Top of Material for this exercise

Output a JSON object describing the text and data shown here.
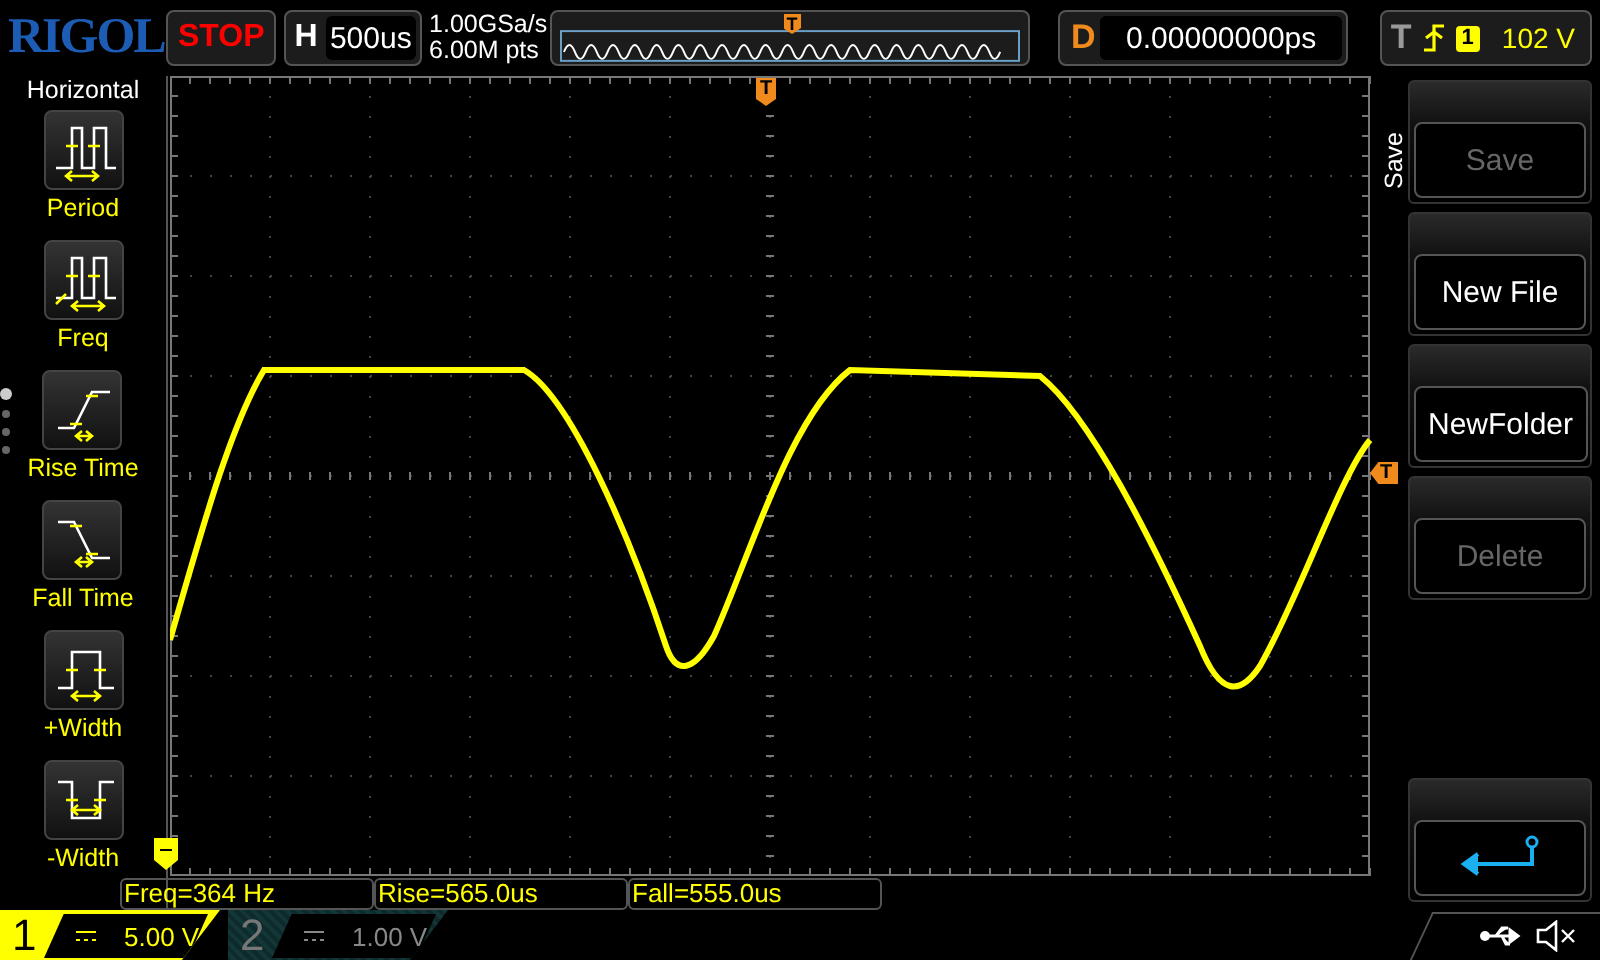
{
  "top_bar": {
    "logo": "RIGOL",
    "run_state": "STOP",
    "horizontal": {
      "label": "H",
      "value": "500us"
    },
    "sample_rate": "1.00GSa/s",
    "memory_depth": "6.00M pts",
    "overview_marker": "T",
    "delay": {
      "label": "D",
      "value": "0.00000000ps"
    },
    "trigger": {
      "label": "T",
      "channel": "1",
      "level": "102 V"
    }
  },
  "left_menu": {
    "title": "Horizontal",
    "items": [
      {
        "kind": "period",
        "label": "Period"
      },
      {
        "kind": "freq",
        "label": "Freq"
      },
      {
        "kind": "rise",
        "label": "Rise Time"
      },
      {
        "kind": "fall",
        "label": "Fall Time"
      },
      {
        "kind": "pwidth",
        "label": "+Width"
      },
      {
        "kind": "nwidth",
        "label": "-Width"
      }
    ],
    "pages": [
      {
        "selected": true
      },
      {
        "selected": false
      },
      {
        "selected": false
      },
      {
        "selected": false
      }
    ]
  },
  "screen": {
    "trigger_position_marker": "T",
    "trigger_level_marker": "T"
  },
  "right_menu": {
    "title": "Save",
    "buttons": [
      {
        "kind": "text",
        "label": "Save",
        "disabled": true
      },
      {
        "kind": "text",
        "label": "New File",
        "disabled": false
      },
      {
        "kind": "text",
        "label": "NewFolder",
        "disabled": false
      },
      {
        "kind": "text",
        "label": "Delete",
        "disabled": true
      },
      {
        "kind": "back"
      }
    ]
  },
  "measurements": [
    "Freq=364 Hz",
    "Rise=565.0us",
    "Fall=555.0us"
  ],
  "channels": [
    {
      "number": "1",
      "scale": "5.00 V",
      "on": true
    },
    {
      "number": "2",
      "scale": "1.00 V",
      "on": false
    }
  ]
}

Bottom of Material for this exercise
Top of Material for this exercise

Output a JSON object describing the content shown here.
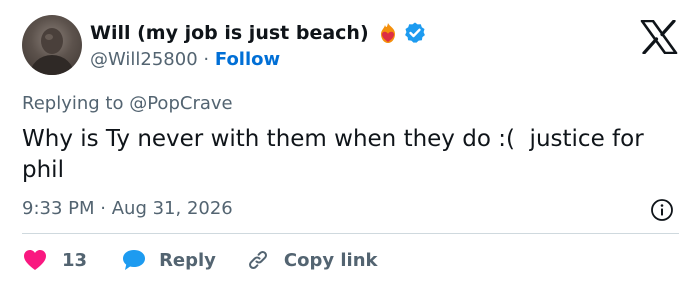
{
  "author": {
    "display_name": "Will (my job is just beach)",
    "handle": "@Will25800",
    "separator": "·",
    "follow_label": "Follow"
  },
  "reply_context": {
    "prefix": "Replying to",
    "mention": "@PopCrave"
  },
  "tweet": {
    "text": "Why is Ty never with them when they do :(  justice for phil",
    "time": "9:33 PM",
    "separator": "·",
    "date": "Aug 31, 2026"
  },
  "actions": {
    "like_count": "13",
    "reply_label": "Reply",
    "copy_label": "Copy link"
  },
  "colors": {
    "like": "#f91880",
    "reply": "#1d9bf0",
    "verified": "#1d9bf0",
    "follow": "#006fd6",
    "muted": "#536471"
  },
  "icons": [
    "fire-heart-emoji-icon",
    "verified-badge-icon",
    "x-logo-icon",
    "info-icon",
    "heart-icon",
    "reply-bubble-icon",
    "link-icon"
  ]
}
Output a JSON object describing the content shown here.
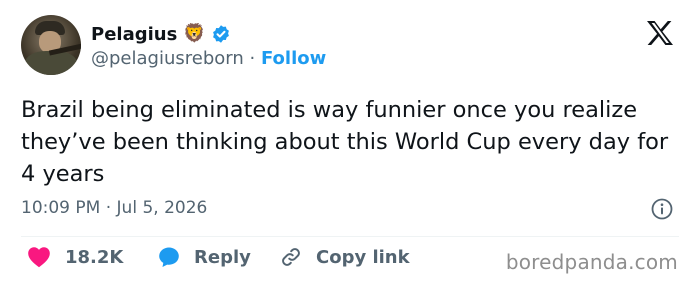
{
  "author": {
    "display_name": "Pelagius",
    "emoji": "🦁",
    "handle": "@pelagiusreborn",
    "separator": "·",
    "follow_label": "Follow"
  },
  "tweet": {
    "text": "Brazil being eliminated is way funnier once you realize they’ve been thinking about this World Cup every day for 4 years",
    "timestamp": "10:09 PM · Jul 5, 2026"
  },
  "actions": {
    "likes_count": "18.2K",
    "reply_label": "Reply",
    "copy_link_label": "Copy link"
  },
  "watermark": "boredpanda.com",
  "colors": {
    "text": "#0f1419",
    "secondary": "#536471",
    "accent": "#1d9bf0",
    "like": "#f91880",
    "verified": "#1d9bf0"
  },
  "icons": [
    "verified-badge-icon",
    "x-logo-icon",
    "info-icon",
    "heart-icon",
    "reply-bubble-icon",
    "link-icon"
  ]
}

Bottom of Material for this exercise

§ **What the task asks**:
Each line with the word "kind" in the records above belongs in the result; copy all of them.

§ **Solution for this exercise**:
        "kind": "period",
        "kind": "freq",
        "kind": "rise",
        "kind": "fall",
        "kind": "pwidth",
        "kind": "nwidth",
        "kind": "text",
        "kind": "text",
        "kind": "text",
        "kind": "text",
        "kind": "back"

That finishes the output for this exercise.